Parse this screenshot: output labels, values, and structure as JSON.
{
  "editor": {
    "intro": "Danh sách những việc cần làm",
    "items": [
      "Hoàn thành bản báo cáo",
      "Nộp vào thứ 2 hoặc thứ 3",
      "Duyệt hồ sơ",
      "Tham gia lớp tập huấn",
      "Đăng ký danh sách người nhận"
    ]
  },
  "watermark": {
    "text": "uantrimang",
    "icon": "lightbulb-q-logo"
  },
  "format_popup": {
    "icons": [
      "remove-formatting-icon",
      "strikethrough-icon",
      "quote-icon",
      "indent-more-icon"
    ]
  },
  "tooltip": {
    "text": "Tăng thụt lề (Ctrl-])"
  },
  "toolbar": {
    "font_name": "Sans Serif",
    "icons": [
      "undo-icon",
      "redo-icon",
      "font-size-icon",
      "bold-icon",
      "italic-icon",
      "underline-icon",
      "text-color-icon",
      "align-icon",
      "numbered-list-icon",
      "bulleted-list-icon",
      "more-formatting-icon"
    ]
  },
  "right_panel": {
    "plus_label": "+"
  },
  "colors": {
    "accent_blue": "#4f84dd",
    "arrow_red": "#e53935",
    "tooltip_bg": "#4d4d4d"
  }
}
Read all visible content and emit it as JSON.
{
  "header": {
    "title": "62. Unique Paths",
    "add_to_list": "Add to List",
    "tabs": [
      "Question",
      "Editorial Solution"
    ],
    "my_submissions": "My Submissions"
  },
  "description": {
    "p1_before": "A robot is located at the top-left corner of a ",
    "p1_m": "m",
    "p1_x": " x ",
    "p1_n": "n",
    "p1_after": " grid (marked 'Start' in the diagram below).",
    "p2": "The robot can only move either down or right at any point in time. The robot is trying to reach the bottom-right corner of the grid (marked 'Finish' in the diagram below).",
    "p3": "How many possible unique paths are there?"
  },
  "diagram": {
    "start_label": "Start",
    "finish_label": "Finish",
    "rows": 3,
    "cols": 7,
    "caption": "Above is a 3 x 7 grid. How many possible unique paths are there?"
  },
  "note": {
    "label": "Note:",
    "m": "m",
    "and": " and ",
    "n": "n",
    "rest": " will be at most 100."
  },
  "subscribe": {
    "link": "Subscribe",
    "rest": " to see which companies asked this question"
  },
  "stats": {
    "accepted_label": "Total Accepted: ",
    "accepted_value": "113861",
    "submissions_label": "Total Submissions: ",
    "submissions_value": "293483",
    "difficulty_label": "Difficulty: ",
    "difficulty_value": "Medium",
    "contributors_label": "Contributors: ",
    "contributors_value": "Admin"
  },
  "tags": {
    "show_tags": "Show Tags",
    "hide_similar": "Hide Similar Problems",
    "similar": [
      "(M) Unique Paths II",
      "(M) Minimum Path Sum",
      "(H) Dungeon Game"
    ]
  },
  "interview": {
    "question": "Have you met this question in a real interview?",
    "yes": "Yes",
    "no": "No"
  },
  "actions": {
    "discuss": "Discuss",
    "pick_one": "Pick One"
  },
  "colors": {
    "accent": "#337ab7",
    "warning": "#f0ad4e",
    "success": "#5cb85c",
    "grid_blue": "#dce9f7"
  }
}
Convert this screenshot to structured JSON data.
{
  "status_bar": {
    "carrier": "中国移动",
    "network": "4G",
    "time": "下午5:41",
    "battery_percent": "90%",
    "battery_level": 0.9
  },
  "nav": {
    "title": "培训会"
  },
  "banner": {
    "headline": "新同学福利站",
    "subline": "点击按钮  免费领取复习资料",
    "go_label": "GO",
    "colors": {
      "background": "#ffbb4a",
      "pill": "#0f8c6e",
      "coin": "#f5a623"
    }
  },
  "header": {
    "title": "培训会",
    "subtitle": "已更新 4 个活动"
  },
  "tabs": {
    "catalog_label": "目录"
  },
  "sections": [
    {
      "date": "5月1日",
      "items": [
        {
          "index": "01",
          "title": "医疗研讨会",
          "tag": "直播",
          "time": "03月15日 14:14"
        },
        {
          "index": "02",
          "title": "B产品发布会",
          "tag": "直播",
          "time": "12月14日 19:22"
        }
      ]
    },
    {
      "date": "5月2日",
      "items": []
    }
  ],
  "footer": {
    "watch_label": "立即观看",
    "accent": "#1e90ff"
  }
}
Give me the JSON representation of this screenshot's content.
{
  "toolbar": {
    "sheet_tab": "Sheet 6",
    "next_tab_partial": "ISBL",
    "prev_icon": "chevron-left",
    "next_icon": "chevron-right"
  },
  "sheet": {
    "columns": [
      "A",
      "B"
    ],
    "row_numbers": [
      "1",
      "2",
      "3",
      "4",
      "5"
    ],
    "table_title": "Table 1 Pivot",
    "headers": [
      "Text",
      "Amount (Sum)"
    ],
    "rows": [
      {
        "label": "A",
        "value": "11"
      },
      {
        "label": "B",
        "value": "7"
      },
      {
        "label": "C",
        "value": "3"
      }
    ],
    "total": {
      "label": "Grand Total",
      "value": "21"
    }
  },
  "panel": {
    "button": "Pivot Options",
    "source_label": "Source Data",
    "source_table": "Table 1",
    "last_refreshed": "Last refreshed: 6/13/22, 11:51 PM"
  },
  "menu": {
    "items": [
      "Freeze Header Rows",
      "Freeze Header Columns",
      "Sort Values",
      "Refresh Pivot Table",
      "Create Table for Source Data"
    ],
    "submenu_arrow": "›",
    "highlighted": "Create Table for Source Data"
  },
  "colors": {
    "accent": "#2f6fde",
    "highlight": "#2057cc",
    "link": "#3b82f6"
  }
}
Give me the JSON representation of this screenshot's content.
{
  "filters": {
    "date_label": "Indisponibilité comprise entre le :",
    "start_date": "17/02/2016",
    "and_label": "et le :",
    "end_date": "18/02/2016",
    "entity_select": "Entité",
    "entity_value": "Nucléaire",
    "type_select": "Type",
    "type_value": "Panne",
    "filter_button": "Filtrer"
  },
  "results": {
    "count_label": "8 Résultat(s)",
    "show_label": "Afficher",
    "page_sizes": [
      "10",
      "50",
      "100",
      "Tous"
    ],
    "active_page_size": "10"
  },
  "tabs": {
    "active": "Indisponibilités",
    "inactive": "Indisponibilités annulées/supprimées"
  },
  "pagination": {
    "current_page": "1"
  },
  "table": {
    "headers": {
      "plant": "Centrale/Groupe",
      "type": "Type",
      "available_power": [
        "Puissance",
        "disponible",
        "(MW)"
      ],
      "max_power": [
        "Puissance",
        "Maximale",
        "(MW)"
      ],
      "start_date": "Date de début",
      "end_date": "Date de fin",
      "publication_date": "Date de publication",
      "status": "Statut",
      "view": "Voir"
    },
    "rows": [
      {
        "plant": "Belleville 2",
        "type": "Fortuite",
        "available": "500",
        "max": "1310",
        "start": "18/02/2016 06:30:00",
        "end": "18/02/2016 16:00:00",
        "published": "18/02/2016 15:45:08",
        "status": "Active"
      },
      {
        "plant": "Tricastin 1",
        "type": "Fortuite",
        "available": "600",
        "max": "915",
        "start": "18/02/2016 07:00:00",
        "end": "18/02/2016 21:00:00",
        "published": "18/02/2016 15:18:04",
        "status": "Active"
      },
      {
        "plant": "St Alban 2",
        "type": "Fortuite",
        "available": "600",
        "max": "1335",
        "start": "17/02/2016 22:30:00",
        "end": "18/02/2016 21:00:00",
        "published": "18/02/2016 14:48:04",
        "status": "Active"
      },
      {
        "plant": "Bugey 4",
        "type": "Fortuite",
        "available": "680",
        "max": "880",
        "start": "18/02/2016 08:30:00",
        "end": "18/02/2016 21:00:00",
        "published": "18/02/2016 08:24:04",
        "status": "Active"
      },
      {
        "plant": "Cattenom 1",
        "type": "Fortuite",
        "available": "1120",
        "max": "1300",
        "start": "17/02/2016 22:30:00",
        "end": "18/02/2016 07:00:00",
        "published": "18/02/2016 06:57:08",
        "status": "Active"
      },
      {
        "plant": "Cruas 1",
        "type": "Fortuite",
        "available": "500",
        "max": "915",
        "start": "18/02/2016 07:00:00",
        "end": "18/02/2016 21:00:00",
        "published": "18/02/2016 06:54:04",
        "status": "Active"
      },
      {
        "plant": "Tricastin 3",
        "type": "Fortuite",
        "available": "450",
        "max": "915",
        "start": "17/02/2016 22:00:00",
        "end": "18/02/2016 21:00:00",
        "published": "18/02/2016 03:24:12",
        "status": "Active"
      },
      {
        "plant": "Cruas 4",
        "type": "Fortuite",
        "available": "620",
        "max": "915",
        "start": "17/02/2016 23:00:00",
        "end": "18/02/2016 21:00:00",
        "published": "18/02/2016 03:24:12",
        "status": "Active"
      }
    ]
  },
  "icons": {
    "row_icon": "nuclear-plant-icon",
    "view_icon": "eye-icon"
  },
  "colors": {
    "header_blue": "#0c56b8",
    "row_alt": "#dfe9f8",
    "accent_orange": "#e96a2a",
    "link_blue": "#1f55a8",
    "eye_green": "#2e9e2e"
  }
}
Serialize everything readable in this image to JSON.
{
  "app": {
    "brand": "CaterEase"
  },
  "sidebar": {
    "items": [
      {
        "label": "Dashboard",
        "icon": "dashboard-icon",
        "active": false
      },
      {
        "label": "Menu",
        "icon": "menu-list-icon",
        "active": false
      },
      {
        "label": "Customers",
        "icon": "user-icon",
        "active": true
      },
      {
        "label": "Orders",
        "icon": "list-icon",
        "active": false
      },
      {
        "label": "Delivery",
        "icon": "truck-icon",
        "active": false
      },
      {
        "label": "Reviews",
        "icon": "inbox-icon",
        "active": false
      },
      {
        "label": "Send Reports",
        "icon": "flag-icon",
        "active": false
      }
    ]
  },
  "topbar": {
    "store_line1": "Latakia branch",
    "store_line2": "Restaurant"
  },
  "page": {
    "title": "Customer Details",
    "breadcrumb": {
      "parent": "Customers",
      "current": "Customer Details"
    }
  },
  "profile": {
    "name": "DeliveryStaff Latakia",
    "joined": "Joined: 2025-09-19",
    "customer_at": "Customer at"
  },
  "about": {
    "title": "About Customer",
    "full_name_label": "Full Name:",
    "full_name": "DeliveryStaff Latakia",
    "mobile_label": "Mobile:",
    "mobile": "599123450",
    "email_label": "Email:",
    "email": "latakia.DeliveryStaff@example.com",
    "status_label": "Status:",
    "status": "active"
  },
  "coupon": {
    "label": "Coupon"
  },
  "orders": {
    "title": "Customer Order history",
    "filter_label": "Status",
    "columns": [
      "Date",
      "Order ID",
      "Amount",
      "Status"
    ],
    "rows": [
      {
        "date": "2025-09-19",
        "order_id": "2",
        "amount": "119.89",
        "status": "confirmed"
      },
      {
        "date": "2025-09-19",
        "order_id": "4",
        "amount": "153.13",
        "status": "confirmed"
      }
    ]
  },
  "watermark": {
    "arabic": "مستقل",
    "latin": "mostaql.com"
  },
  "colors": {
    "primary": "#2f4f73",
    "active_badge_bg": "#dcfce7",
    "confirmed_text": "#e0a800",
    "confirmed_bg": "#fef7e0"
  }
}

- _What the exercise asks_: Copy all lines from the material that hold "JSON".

- _Written answer_:
Parse this screenshot: output labels, values, and structure as JSON.
Read all visible content and emit it as JSON.
Convert this screenshot to structured JSON data.
Give me the JSON representation of this screenshot's content.
Give me the JSON representation of this screenshot's content.
Serialize everything readable in this image to JSON.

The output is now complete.